Exercise prompt >> Report only the number of lines below in which the string "distance" appears.

Data supplied >>

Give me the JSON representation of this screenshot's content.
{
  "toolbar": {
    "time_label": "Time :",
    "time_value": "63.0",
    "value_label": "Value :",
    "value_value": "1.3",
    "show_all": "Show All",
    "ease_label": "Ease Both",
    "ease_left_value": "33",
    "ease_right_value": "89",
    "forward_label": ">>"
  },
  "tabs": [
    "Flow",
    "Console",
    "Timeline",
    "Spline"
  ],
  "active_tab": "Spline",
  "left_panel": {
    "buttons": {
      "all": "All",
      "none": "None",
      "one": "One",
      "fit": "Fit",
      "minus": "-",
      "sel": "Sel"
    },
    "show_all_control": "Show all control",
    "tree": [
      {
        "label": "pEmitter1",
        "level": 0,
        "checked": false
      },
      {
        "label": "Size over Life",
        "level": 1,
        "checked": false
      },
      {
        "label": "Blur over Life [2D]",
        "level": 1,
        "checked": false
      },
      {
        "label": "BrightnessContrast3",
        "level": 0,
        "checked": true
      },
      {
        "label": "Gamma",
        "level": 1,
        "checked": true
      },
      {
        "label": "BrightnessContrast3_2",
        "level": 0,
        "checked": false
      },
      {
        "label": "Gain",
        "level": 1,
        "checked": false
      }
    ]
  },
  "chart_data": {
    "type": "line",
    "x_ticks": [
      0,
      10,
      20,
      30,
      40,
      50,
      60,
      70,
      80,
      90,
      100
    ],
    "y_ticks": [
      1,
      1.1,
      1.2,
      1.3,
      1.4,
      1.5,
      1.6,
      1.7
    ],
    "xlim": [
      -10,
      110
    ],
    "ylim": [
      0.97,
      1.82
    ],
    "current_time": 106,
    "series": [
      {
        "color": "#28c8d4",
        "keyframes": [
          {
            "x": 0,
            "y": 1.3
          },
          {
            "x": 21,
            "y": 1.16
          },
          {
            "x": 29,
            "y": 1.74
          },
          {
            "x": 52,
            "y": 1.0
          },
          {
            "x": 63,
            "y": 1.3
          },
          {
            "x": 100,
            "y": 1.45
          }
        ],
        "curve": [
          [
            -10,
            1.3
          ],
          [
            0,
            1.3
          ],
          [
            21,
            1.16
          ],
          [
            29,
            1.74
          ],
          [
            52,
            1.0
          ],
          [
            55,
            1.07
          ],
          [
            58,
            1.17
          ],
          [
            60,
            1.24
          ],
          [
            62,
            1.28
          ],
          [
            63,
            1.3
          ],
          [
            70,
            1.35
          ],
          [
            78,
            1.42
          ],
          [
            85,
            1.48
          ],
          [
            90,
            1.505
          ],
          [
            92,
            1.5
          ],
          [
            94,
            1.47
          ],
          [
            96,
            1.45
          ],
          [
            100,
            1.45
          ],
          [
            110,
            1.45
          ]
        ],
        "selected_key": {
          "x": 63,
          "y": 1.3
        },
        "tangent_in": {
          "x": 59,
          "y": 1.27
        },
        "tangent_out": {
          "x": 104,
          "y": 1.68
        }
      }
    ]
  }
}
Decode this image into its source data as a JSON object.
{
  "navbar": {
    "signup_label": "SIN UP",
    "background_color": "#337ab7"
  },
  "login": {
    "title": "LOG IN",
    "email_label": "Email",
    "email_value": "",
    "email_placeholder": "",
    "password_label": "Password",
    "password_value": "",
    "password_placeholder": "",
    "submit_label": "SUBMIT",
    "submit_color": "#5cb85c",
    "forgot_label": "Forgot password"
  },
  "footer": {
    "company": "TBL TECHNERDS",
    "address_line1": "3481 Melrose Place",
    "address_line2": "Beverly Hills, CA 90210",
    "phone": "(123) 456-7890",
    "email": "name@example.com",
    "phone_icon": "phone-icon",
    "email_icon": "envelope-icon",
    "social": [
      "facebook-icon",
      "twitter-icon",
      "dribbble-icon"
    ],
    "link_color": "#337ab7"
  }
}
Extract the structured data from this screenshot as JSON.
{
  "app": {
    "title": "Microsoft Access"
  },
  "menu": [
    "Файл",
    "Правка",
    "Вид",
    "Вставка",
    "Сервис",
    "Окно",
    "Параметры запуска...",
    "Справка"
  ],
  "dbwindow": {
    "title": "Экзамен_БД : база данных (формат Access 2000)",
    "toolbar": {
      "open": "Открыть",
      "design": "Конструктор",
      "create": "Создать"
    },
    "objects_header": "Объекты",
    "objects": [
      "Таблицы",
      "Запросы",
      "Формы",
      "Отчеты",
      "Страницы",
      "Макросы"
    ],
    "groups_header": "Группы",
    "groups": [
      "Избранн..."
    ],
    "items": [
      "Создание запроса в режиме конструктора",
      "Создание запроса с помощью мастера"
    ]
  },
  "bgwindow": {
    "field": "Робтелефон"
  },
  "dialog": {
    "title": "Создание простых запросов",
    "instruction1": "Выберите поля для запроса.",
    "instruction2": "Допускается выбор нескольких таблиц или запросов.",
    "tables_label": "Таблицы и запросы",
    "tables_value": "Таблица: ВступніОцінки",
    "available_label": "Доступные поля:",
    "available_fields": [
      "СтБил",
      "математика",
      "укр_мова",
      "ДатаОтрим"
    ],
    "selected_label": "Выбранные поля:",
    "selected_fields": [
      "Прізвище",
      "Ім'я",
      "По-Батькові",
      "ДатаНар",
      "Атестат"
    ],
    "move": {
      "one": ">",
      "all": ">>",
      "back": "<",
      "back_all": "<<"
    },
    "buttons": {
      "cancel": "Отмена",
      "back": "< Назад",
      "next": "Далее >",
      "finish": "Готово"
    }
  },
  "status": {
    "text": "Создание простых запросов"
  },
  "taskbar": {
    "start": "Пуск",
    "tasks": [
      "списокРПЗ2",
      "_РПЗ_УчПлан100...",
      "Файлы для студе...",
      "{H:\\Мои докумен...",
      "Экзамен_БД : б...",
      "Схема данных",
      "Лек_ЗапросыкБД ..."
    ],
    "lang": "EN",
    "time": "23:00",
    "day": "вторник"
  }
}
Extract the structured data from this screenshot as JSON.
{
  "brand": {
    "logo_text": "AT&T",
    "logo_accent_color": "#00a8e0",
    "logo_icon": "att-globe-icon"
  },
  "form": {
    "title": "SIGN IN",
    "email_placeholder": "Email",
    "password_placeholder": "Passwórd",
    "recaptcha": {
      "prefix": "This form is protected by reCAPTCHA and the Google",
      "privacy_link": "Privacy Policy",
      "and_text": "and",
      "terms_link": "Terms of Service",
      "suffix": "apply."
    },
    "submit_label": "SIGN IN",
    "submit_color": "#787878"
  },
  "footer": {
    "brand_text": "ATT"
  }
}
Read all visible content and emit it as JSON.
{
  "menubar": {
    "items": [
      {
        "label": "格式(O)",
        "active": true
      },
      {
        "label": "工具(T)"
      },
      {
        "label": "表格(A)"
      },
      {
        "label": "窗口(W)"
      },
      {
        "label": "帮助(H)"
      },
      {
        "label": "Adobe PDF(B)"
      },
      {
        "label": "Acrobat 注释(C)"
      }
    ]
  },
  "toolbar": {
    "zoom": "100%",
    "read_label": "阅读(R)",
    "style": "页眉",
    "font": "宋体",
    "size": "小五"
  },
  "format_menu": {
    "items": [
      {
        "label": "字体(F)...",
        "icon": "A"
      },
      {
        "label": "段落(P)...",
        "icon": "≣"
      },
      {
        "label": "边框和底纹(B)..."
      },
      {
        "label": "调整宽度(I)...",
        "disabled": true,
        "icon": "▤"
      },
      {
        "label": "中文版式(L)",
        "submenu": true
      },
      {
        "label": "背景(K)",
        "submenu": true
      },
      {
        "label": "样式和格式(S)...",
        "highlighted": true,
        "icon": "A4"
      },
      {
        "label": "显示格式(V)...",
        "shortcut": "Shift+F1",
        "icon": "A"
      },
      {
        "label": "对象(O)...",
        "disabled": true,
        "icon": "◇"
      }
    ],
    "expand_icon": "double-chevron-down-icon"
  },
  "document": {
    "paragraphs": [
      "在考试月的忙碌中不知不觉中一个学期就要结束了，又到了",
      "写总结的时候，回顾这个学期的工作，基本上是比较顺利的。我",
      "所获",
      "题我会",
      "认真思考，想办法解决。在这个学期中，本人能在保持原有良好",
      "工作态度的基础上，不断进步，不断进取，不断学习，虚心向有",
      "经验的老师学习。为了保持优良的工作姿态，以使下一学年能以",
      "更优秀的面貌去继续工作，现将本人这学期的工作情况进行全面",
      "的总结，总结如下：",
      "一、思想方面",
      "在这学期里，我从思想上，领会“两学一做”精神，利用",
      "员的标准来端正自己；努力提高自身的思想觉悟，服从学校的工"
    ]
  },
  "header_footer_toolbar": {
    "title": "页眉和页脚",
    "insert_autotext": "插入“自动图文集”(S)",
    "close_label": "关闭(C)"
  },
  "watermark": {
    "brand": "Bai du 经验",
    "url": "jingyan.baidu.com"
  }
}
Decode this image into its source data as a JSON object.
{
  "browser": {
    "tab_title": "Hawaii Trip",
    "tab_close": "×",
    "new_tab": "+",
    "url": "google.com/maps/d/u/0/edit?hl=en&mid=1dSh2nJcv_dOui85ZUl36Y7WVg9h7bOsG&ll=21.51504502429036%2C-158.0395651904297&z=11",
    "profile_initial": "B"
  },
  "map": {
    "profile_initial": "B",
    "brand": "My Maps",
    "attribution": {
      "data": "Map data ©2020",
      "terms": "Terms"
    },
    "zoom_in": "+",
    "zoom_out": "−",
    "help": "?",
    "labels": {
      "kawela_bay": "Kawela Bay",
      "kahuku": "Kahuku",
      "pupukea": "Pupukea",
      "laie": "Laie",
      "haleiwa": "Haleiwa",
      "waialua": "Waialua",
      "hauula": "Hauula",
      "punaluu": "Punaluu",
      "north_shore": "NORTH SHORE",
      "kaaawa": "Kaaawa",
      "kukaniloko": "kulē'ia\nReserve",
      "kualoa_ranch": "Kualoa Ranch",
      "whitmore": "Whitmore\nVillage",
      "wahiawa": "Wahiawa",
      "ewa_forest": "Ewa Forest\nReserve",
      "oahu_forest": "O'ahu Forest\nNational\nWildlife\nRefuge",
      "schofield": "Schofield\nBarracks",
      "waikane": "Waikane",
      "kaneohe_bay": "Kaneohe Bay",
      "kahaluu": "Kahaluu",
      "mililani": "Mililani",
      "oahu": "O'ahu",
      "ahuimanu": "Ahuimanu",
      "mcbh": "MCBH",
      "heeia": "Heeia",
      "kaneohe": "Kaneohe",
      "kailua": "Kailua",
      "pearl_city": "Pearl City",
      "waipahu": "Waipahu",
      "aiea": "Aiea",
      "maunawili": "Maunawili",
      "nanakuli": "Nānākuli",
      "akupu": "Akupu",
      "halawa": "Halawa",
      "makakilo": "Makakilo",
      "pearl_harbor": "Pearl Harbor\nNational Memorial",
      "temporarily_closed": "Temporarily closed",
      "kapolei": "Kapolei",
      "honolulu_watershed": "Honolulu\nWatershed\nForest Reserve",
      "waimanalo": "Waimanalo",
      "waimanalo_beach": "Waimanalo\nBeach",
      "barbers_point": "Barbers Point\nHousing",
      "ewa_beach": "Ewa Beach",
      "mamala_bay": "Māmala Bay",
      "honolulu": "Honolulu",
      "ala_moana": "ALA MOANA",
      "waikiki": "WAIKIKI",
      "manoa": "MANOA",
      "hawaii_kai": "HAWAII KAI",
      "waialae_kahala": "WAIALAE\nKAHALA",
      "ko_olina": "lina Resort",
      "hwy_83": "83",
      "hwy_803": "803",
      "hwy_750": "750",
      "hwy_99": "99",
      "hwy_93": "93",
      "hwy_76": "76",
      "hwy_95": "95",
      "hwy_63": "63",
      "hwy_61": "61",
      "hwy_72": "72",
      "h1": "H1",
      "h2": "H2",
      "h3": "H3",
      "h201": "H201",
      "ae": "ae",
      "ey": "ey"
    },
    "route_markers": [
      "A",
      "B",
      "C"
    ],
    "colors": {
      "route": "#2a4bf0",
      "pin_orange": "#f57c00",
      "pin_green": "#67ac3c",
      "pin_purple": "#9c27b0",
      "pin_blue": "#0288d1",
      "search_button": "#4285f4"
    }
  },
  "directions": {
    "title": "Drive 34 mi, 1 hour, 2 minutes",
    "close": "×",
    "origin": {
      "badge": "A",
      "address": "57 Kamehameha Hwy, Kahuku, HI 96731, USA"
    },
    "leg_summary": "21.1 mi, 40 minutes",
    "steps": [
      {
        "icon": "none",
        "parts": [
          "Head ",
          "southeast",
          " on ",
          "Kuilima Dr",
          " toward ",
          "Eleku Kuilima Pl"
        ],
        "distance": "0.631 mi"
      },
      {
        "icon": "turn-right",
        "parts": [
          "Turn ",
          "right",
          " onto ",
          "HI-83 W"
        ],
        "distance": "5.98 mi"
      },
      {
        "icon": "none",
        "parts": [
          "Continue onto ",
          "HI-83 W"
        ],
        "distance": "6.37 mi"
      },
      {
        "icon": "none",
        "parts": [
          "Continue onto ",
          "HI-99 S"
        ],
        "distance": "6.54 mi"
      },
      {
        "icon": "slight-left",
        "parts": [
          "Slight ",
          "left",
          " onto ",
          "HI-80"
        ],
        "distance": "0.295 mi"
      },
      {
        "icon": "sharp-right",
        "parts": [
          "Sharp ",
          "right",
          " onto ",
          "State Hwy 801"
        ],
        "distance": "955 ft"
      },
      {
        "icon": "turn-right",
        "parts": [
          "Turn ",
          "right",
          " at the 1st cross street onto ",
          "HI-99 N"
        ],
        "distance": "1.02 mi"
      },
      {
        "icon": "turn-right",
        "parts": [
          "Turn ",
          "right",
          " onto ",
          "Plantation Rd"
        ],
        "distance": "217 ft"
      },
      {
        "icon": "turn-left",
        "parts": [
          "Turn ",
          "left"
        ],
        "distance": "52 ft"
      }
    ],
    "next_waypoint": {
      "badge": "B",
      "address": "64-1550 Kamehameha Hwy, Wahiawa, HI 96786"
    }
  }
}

Expected answer >> 9